[Records from a data source]

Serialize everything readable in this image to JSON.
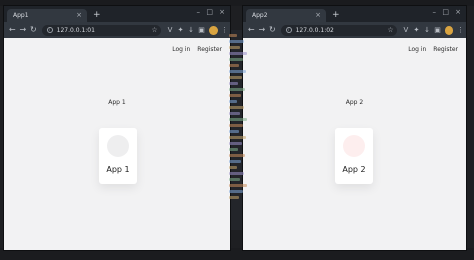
{
  "colors": {
    "app1_circle": "#eeeeef",
    "app2_circle": "#fdeeee"
  },
  "windows": [
    {
      "tab": {
        "title": "App1",
        "close_icon": "close-icon"
      },
      "url": "127.0.0.1:01",
      "nav": {
        "login": "Log in",
        "register": "Register"
      },
      "heading": "App 1",
      "card_label": "App 1"
    },
    {
      "tab": {
        "title": "App2",
        "close_icon": "close-icon"
      },
      "url": "127.0.0.1:02",
      "nav": {
        "login": "Log in",
        "register": "Register"
      },
      "heading": "App 2",
      "card_label": "App 2"
    }
  ]
}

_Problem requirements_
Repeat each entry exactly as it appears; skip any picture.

_Solution to this task_
Serialize everything readable in this image to JSON.
{
  "colors": {
    "app1_circle": "#eeeeef",
    "app2_circle": "#fdeeee"
  },
  "windows": [
    {
      "tab": {
        "title": "App1",
        "close_icon": "close-icon"
      },
      "url": "127.0.0.1:01",
      "nav": {
        "login": "Log in",
        "register": "Register"
      },
      "heading": "App 1",
      "card_label": "App 1"
    },
    {
      "tab": {
        "title": "App2",
        "close_icon": "close-icon"
      },
      "url": "127.0.0.1:02",
      "nav": {
        "login": "Log in",
        "register": "Register"
      },
      "heading": "App 2",
      "card_label": "App 2"
    }
  ]
}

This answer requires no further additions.